▶ _Exercise_: Check each line below for "ubuntu" and say how many have it, with no other words.

══ Data supplied ══

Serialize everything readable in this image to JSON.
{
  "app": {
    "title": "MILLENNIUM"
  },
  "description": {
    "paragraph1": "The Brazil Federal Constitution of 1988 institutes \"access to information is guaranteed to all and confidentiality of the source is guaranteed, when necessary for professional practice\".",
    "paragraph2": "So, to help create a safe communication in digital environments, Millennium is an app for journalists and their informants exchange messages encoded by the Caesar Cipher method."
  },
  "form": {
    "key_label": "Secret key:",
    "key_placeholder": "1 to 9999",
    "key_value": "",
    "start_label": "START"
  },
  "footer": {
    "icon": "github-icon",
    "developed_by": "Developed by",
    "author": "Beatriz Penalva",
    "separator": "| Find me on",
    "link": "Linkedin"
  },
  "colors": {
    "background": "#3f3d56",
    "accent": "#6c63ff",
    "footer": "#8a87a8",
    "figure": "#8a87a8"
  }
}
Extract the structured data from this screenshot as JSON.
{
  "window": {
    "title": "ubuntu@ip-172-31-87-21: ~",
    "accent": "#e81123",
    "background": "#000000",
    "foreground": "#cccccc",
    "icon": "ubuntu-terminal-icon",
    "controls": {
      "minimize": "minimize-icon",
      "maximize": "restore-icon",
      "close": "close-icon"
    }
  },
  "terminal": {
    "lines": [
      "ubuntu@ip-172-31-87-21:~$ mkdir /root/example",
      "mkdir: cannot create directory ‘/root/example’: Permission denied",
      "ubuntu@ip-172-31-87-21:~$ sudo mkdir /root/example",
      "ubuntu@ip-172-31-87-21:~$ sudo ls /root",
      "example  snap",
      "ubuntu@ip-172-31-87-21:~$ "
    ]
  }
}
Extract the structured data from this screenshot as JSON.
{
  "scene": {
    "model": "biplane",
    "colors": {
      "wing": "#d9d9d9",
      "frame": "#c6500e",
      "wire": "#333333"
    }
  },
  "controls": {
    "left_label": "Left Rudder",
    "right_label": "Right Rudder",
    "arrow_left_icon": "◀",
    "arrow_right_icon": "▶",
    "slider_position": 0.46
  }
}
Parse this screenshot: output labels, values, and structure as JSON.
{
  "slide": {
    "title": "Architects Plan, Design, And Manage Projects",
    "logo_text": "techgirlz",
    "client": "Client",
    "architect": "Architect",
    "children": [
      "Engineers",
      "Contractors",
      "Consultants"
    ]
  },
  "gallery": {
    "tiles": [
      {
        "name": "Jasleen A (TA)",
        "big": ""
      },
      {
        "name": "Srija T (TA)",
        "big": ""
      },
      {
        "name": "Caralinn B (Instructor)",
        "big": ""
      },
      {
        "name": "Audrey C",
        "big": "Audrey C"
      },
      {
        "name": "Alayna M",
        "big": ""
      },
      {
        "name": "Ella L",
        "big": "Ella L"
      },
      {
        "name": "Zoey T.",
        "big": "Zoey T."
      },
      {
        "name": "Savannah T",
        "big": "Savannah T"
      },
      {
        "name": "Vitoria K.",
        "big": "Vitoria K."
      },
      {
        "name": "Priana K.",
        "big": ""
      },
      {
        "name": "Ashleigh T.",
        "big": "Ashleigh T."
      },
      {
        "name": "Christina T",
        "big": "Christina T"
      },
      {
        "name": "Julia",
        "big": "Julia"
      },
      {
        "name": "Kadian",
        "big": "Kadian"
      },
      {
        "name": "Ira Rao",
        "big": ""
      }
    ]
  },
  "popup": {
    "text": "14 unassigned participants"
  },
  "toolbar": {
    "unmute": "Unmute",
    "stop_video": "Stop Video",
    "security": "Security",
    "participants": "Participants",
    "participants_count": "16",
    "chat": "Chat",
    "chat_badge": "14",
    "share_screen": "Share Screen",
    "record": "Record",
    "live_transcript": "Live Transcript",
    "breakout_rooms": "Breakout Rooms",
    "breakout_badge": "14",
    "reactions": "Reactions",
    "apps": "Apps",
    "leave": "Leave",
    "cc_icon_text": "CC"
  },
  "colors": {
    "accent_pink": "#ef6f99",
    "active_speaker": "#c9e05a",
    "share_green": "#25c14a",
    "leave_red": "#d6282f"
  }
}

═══

▶ _Task response_: 6